Associate Professor Abdullah Mamun from UQ’s Poche Centre for Indigenous Health, led a project which analysed 21 existing studies on the impact of childhood trauma, to understand a possible link to complications during pregnancy.
“We found women who had adverse childhood experiences had a 37 per cent higher risk of pregnancy complications,” Dr Mamun said.
“These included diabetes during pregnancy, high blood pressure, excessive weight gain, anxiety and depression. These women were also 31 per cent more likely to have an adverse pregnancy outcome such as a premature birth or low birth weight.”
The research also found women with adverse childhood experiences had an increased risk of substance use, physical inactivity and poor diet. “This highlights the long-term effects of adverse childhood experiences and the importance of preventing these to reduce both immediate and intergenerational impacts,” Dr Mamun said.
While the profound impact of childhood trauma on adult mental health is well documented, the researchers said little has been known about its effect on pregnancy.
“There are numerous reasons explaining the relationship between child maltreatment, physical abuse and household substance abuse and adverse pregnancy outcomes,” Dr Mamun said. “Those experiences can alter the way the brain functions including things like our stress-signalling pathways, and even our immune system function.”
Dr Mamun said screening for adverse childhood experiences and providing trauma-informed care may be a viable option to prevent pregnancy complications.
“Current trauma-informed care should also be examined to assess whether it improves clinical outcomes for mothers and their children,” Dr Mamun said. “This is clearly an important area of research, with the negative effects of childhood trauma being felt well into adulthood, and across generations.”

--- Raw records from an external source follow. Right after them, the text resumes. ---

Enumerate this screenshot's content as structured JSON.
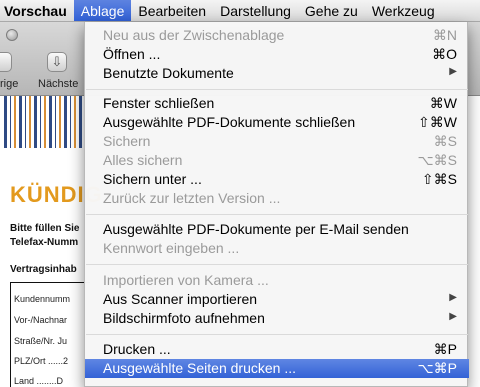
{
  "menubar": {
    "items": [
      "Vorschau",
      "Ablage",
      "Bearbeiten",
      "Darstellung",
      "Gehe zu",
      "Werkzeug"
    ]
  },
  "window": {
    "toolbar_prev_label": "rige",
    "toolbar_next_label": "Nächste"
  },
  "document": {
    "heading": "KÜNDIG",
    "intro_line1": "Bitte füllen Sie",
    "intro_line2": "Telefax-Numm",
    "section": "Vertragsinhab",
    "fields": [
      "Kundennumm",
      "Vor-/Nachnar",
      "Straße/Nr.",
      "PLZ/Ort ......2",
      "Land ........D"
    ],
    "field_values": [
      "",
      "",
      "Ju",
      "",
      ""
    ]
  },
  "menu": {
    "title": "Ablage",
    "items": [
      {
        "label": "Neu aus der Zwischenablage",
        "shortcut": "⌘N",
        "disabled": true
      },
      {
        "label": "Öffnen ...",
        "shortcut": "⌘O",
        "disabled": false
      },
      {
        "label": "Benutzte Dokumente",
        "shortcut": "▶",
        "disabled": false
      },
      {
        "label": "Fenster schließen",
        "shortcut": "⌘W",
        "disabled": false
      },
      {
        "label": "Ausgewählte PDF-Dokumente schließen",
        "shortcut": "⇧⌘W",
        "disabled": false
      },
      {
        "label": "Sichern",
        "shortcut": "⌘S",
        "disabled": true
      },
      {
        "label": "Alles sichern",
        "shortcut": "⌥⌘S",
        "disabled": true
      },
      {
        "label": "Sichern unter ...",
        "shortcut": "⇧⌘S",
        "disabled": false
      },
      {
        "label": "Zurück zur letzten Version ...",
        "shortcut": "",
        "disabled": true
      },
      {
        "label": "Ausgewählte PDF-Dokumente per E-Mail senden",
        "shortcut": "",
        "disabled": false
      },
      {
        "label": "Kennwort eingeben ...",
        "shortcut": "",
        "disabled": true
      },
      {
        "label": "Importieren von Kamera ...",
        "shortcut": "",
        "disabled": true
      },
      {
        "label": "Aus Scanner importieren",
        "shortcut": "▶",
        "disabled": false
      },
      {
        "label": "Bildschirmfoto aufnehmen",
        "shortcut": "▶",
        "disabled": false
      },
      {
        "label": "Drucken ...",
        "shortcut": "⌘P",
        "disabled": false
      },
      {
        "label": "Ausgewählte Seiten drucken ...",
        "shortcut": "⌥⌘P",
        "disabled": false,
        "selected": true
      }
    ]
  }
}
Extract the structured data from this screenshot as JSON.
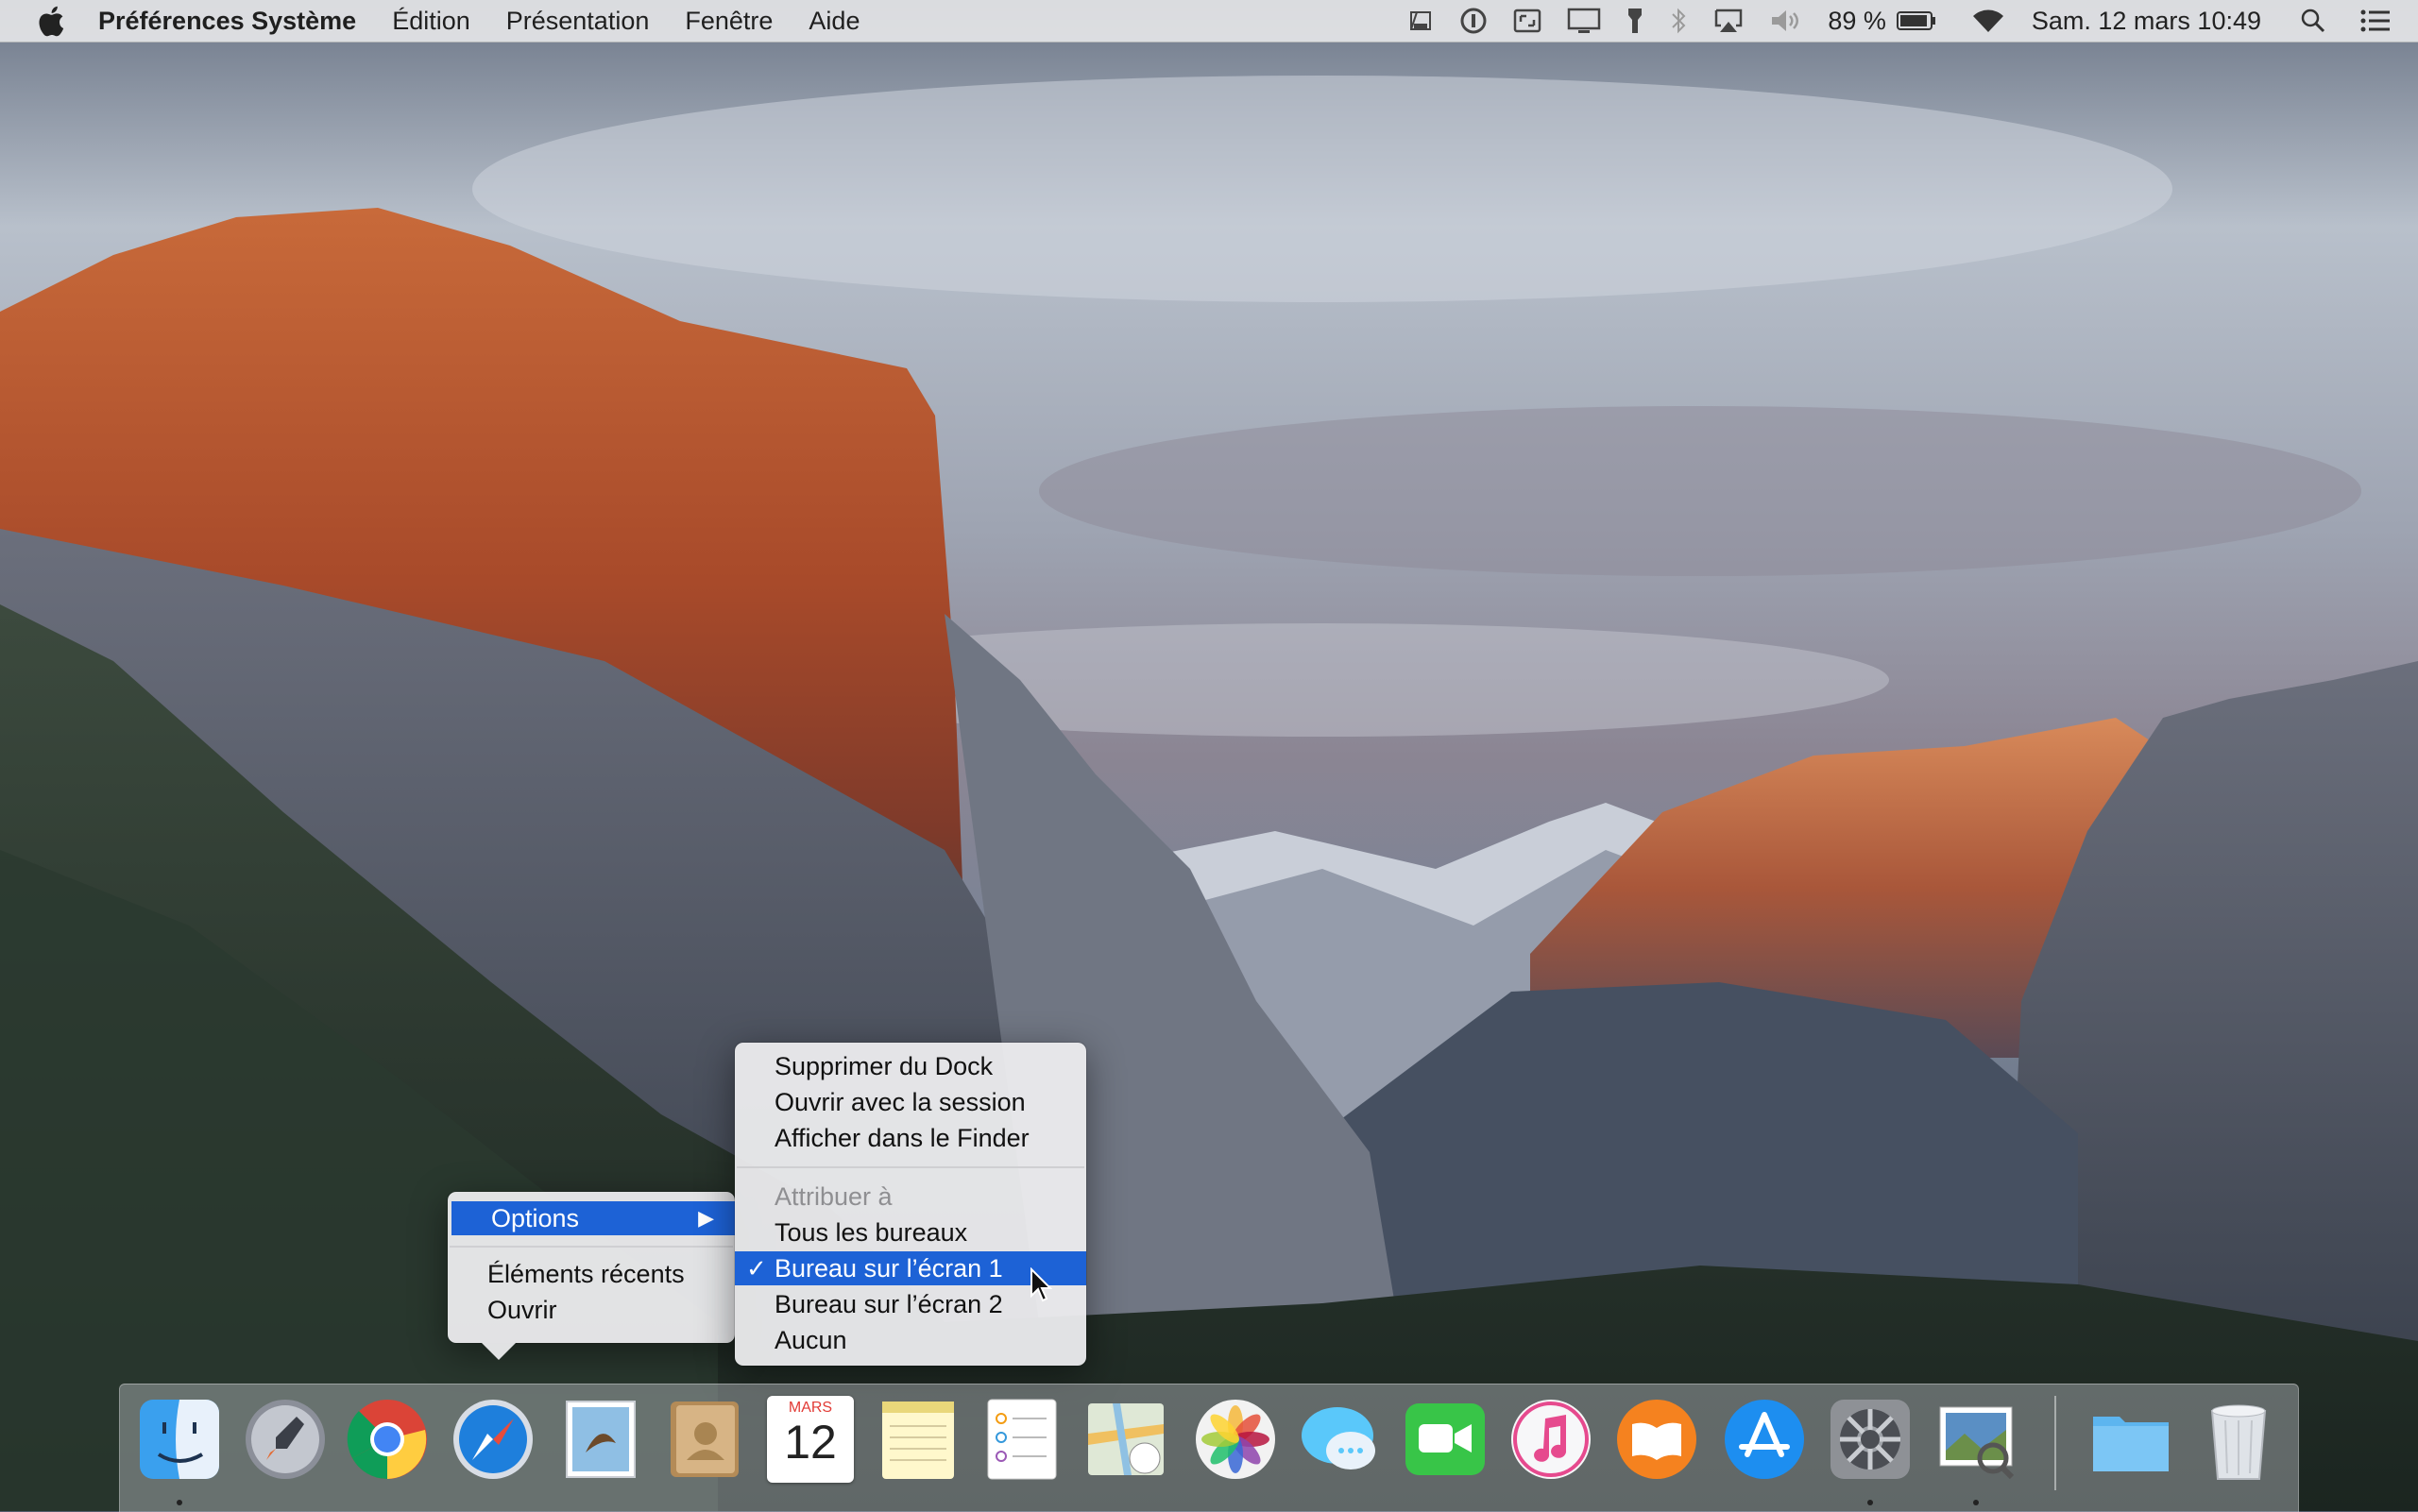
{
  "menubar": {
    "apple_icon": "apple-icon",
    "app_name": "Préférences Système",
    "menus": [
      "Édition",
      "Présentation",
      "Fenêtre",
      "Aide"
    ],
    "status": {
      "battery_percent": "89 %",
      "datetime": "Sam. 12 mars  10:49"
    },
    "status_icons": [
      "finder-sync-icon",
      "info-circle-icon",
      "screen-capture-icon",
      "display-icon",
      "flashlight-icon",
      "bluetooth-icon",
      "airplay-icon",
      "volume-icon",
      "battery-icon",
      "wifi-icon",
      "spotlight-icon",
      "notification-center-icon"
    ]
  },
  "context_menu": {
    "items": [
      "Options",
      "Éléments récents",
      "Ouvrir"
    ],
    "highlighted": "Options"
  },
  "options_submenu": {
    "items": [
      "Supprimer du Dock",
      "Ouvrir avec la session",
      "Afficher dans le Finder"
    ],
    "assign_header": "Attribuer à",
    "assign_items": [
      "Tous les bureaux",
      "Bureau sur l’écran 1",
      "Bureau sur l’écran 2",
      "Aucun"
    ],
    "checked": "Bureau sur l’écran 1",
    "check_mark": "✓"
  },
  "dock": {
    "apps": [
      "Finder",
      "Launchpad",
      "Google Chrome",
      "Safari",
      "Mail",
      "Contacts",
      "Calendrier",
      "Notes",
      "Rappels",
      "Plans",
      "Photos",
      "Messages",
      "FaceTime",
      "iTunes",
      "iBooks",
      "App Store",
      "Préférences Système",
      "Aperçu",
      "Dossier",
      "Corbeille"
    ],
    "calendar": {
      "month": "MARS",
      "day": "12"
    },
    "running": [
      "Finder",
      "Préférences Système",
      "Aperçu"
    ]
  },
  "colors": {
    "highlight": "#1d62d6",
    "menu_bg": "#ececee"
  }
}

The researchers highlighted further research was needed in the field, as there were limitations to the data with most of the studies included from high-income western countries. Some of the studies used different screening tools and cut-off values, and researchers also were not able to analyse results by specific types of childhood experience.
This study was supported by the Life Course Centre and was led by Life Course Centre Chief Investigator Associate Professor Abdullah Mamun. Co-authors included fellow Life Course Centre Chief Investigator Professor Karen Thorpe from UQ’s Queensland Brain Institute.